* _TASK ITEM_
No images, please. Copy each entry below exactly as it reads.

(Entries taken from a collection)
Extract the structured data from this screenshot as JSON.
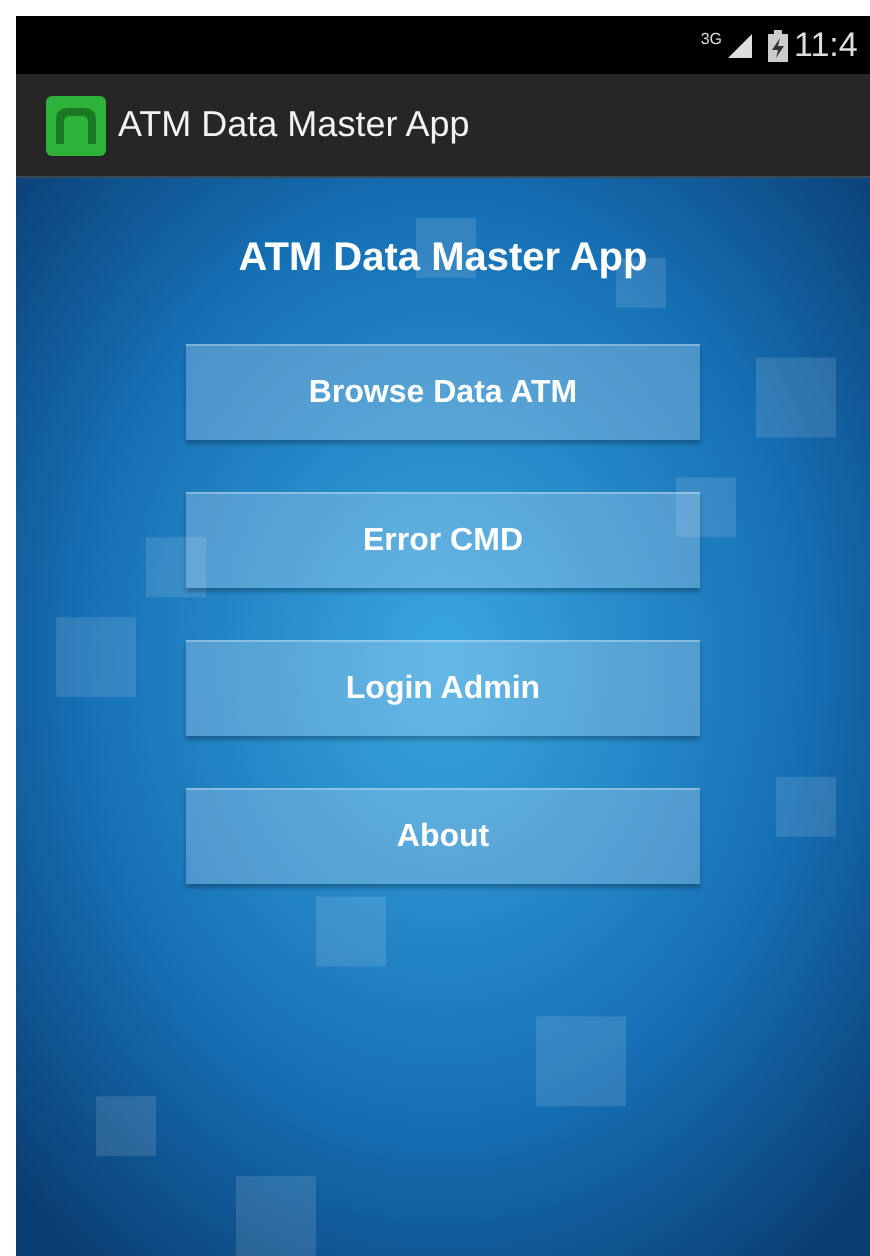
{
  "status_bar": {
    "network": "3G",
    "time": "11:4"
  },
  "action_bar": {
    "title": "ATM Data Master App"
  },
  "heading": "ATM Data Master App",
  "buttons": [
    {
      "label": "Browse Data ATM"
    },
    {
      "label": "Error CMD"
    },
    {
      "label": "Login Admin"
    },
    {
      "label": "About"
    }
  ]
}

* _RESPONSE_
Extract the structured data from this screenshot as JSON.
{
  "status_bar": {
    "network": "3G",
    "time": "11:4"
  },
  "action_bar": {
    "title": "ATM Data Master App"
  },
  "heading": "ATM Data Master App",
  "buttons": [
    {
      "label": "Browse Data ATM"
    },
    {
      "label": "Error CMD"
    },
    {
      "label": "Login Admin"
    },
    {
      "label": "About"
    }
  ]
}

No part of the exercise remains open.